SAUCIER — Sibling revelry


A little early and with limited fanfare, we had another addition to the family last week.

Caroline Louise made her debut, cute as a button and a testament to God’s hope for the future.

She brings our grandchild count to 12. I thought there might be some significance to that, as 12 is a biblical symbol of fullness or completion.

There were 12 apostles, 12 tribes of Israel, 12 gates to enter the New Jerusalem of Revelation.

But 12 is also the number of months in the year, the hours in meridian time, and the animals in the Chinese Zodiac.

It is a symbol of cosmic order, and I sincerely doubt that one more grandchild is going to bring tidiness and harmony to the lively chaos the other 11 inevitably create when they are together.

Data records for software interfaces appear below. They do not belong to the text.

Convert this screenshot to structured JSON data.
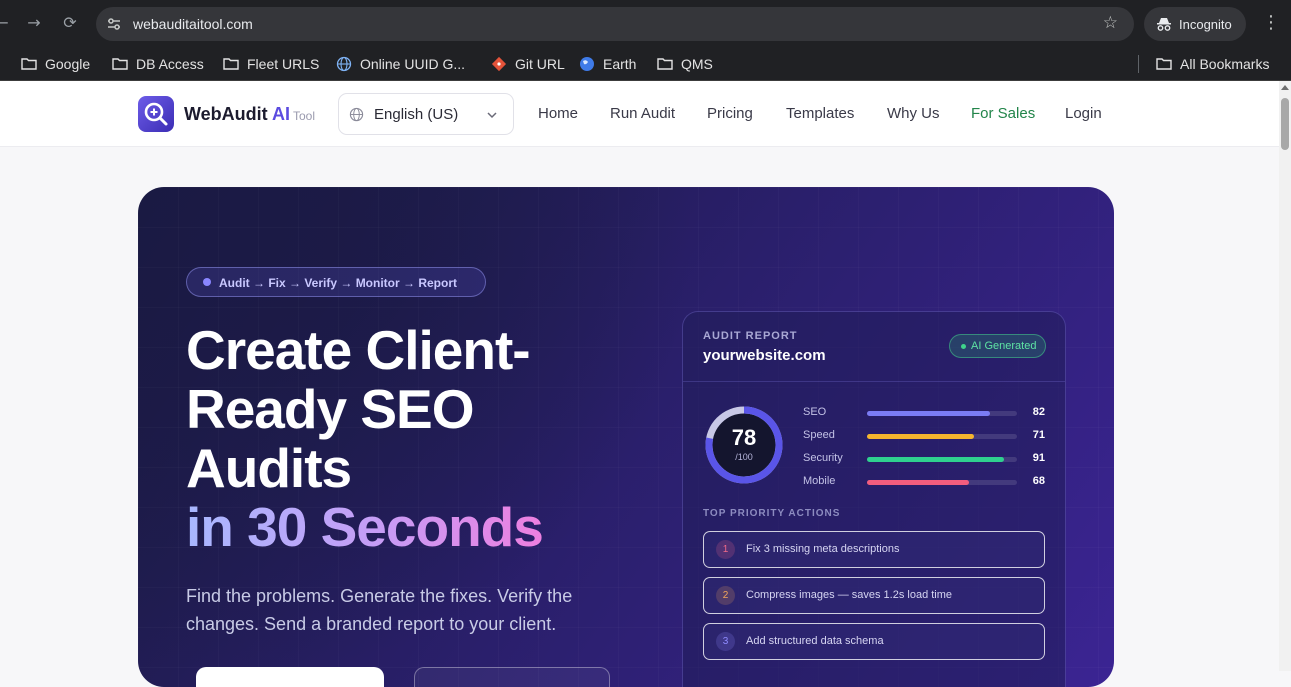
{
  "browser": {
    "url": "webauditaitool.com",
    "profile_label": "Incognito",
    "bookmarks": [
      {
        "label": "Google",
        "icon": "folder-icon"
      },
      {
        "label": "DB Access",
        "icon": "folder-icon"
      },
      {
        "label": "Fleet URLS",
        "icon": "folder-icon"
      },
      {
        "label": "Online UUID G...",
        "icon": "globe-icon"
      },
      {
        "label": "Git URL",
        "icon": "git-icon"
      },
      {
        "label": "Earth",
        "icon": "earth-icon"
      },
      {
        "label": "QMS",
        "icon": "folder-icon"
      }
    ],
    "all_bookmarks_label": "All Bookmarks"
  },
  "header": {
    "brand_name": "WebAudit",
    "brand_ai": "AI",
    "brand_tool": "Tool",
    "language": "English (US)",
    "nav": [
      "Home",
      "Run Audit",
      "Pricing",
      "Templates",
      "Why Us",
      "For Sales",
      "Login"
    ]
  },
  "hero": {
    "pill_text": "Audit → Fix → Verify → Monitor → Report",
    "headline_lines": [
      "Create Client-",
      "Ready SEO",
      "Audits"
    ],
    "headline_highlight": "in 30 Seconds",
    "subtext": "Find the problems. Generate the fixes. Verify the changes. Send a branded report to your client."
  },
  "report_card": {
    "label": "AUDIT REPORT",
    "site": "yourwebsite.com",
    "badge": "AI Generated",
    "score": "78",
    "score_of": "/100",
    "score_fraction": 0.78,
    "metrics": [
      {
        "label": "SEO",
        "value": 82,
        "color": "#7b7cf5"
      },
      {
        "label": "Speed",
        "value": 71,
        "color": "#f5b52e"
      },
      {
        "label": "Security",
        "value": 91,
        "color": "#2fd18f"
      },
      {
        "label": "Mobile",
        "value": 68,
        "color": "#f25d7e"
      }
    ],
    "actions_title": "TOP PRIORITY ACTIONS",
    "actions": [
      {
        "num": "1",
        "text": "Fix 3 missing meta descriptions",
        "color": "#f06a8a"
      },
      {
        "num": "2",
        "text": "Compress images — saves 1.2s load time",
        "color": "#f2a65a"
      },
      {
        "num": "3",
        "text": "Add structured data schema",
        "color": "#8f8cff"
      }
    ]
  },
  "colors": {
    "accent": "#5b4be0",
    "sales_link": "#22854a",
    "ring_track": "#c8c8e6",
    "ring_fill": "#5a55e8"
  }
}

One of those 11 is Caroline’s 21-month-old sister. Elizabeth was at daycare when Caroline arrived.

Dad e-mailed a picture of the newborn to the babysitter, who printed it and gave it to Elizabeth. She explained that the photo was the baby who had come out of Mommy’s tummy.

A little later, we get a photo the sitter sent back to Dad. Our fair-haired toddler was holding the snapshot of her baby sister in her hands, pressing her face against it as if she were giving a big hug.

On the heels of the first came another photo taken at snack time. Elizabeth was sitting at a small table, a broken graham cracker in front of her. She had a piece of that cracker in her hand, trying to feed it to the picture of her sister now laying on the table.

Those photos were adorable, maybe even to someone who’s not a grandfather strutting in the afterglow of an offspring’s birth.

The more I looked at them, though, the more I found that they captured something not only charming but precious.

Elizabeth was prepared to welcome a stranger. Caroline’s picture could have been of any random newborn — girl or boy, chubby or slight, bushy or bald, black, white, brown or whatever.

It would not have mattered. Elizabeth’s tenderness and delight would have been the same.

In that, there was nothing special about our granddaughter. Most tots would probably do the same. The question, though, is what happens to that love, that embracing acceptance, that body-blind care.

Every hate hawker and mass shooter was once just as innocent and affectionate as Elizabeth.

Where did we go wrong?